Jonathan Tuttle, Cataloging and Metadata Librarian
Beginning in 2008, the author of everyone’s favorite casebook, The Trial, became involved in a trial himself, one that only ended last fall.
Before his death in 1924 Franz Kafka famously instructed his friend Max Brod to burn his remaining manuscripts, an instruction Brod famously rejected. In 1939, after Germany invaded, Brod fled Czechoslovakia for Palestine, carrying a suitcase of material that included some of Kafka’s work.
Brod died in 1968 and left the unpublished Kafka papers to his secretary, Esther Hoffe, who, rather than release them herself, kept them in her Tel Aviv apartment as well as safe-deposit boxes in Israel and Switzerland. Before dying in 2007, Hoffe passed them on to her daughters.
The National Library of Israel however argued in court that the papers were never meant as a gift for Hoffe but as a trust ultimately intended for a public Israeli institution. Judge Talia Kopelman Pardo eventually ruled last October in favor of the library, upsetting scholars who thought the papers belonged in Germany or Prague. The library plans to publish all of the papers online, while Hoffe’s surviving daughter plans to appeal the decision.
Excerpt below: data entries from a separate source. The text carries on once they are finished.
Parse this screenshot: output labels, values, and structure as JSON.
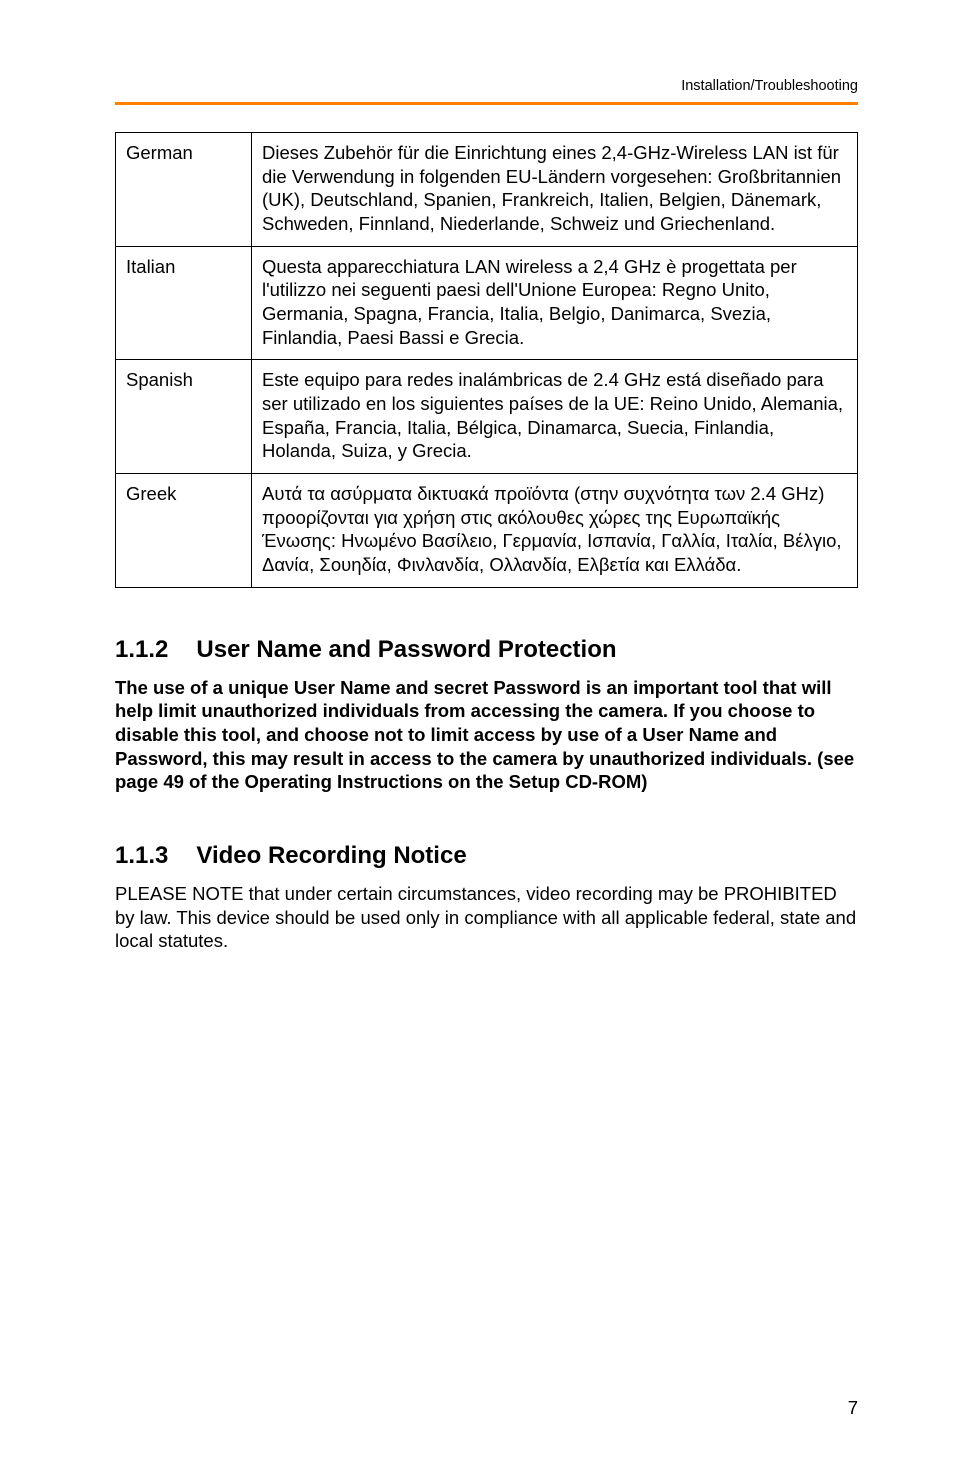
{
  "running_head": "Installation/Troubleshooting",
  "table": {
    "rows": [
      {
        "lang": "German",
        "text": "Dieses Zubehör für die Einrichtung eines 2,4-GHz-Wireless LAN ist für die Verwendung in folgenden EU-Ländern vorgesehen: Großbritannien (UK), Deutschland, Spanien, Frankreich, Italien, Belgien, Dänemark, Schweden, Finnland, Niederlande, Schweiz und Griechenland."
      },
      {
        "lang": "Italian",
        "text": "Questa apparecchiatura LAN wireless a 2,4 GHz è progettata per l'utilizzo nei seguenti paesi dell'Unione Europea: Regno Unito, Germania, Spagna, Francia, Italia, Belgio, Danimarca, Svezia, Finlandia, Paesi Bassi e Grecia."
      },
      {
        "lang": "Spanish",
        "text": "Este equipo para redes inalámbricas de 2.4 GHz está diseñado para ser utilizado en los siguientes países de la UE: Reino Unido, Alemania, España, Francia, Italia, Bélgica, Dinamarca, Suecia, Finlandia, Holanda, Suiza, y Grecia."
      },
      {
        "lang": "Greek",
        "text": "Αυτά τα ασύρματα δικτυακά προϊόντα (στην συχνότητα των 2.4 GHz) προορίζονται για χρήση στις ακόλουθες χώρες της Ευρωπαϊκής Ένωσης: Ηνωμένο Βασίλειο, Γερμανία, Ισπανία, Γαλλία, Ιταλία, Βέλγιο, Δανία, Σουηδία, Φινλανδία, Ολλανδία, Ελβετία και Ελλάδα."
      }
    ]
  },
  "section112": {
    "number": "1.1.2",
    "title": "User Name and Password Protection",
    "body": "The use of a unique User Name and secret Password is an important tool that will help limit unauthorized individuals from accessing the camera. If you choose to disable this tool, and choose not to limit access by use of a User Name and Password, this may result in access to the camera by unauthorized individuals. (see page 49 of the Operating Instructions on the Setup CD-ROM)"
  },
  "section113": {
    "number": "1.1.3",
    "title": "Video Recording Notice",
    "body": "PLEASE NOTE that under certain circumstances, video recording may be PROHIBITED by law. This device should be used only in compliance with all applicable federal, state and local statutes."
  },
  "page_number": "7"
}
Where should an author’s papers reside after his or her death? Was Brod even right to publish Kafka’s papers in the first place?
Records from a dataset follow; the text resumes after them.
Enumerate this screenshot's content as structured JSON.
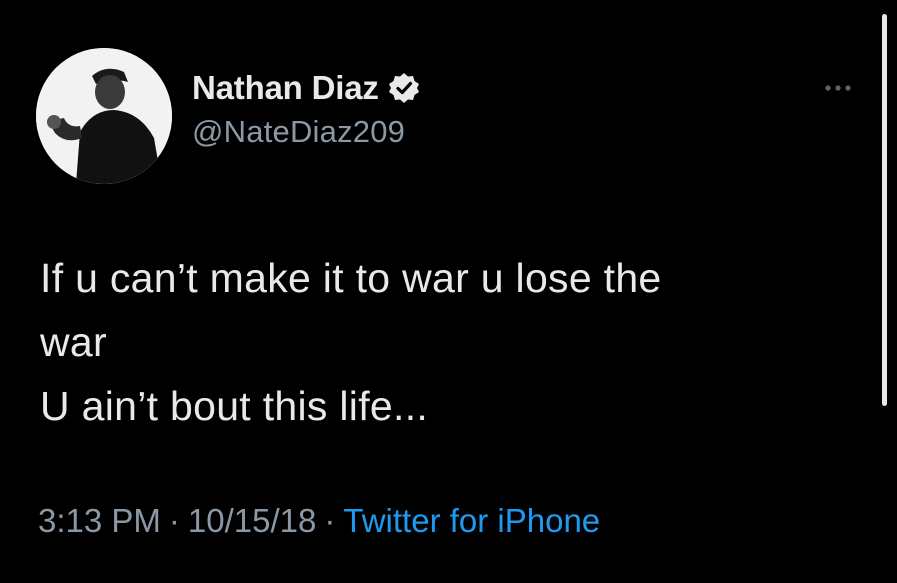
{
  "author": {
    "display_name": "Nathan Diaz",
    "handle": "@NateDiaz209",
    "verified": true
  },
  "tweet": {
    "lines": [
      "If u can’t make it to war u lose the",
      "war",
      "U ain’t bout this life..."
    ]
  },
  "meta": {
    "time": "3:13 PM",
    "separator": "·",
    "date": "10/15/18",
    "source": "Twitter for iPhone"
  },
  "icons": {
    "verified": "verified-badge-icon",
    "more": "more-options-icon"
  },
  "colors": {
    "background": "#000000",
    "text": "#e7e9ea",
    "secondary": "#8b98a5",
    "link": "#1d9bf0"
  }
}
Anyone interested in these questions or in cultural property law generally should seek out library materials under the subject heading “Cultural property” or “Wills." And anyone interested in a good read beside the beautiful second floor windows of the law library should peruse The Trial: A Graphic Novel, as well as those works that influenced Kafka, the labyrinthine legal stories of Dickens and Dostoevsky.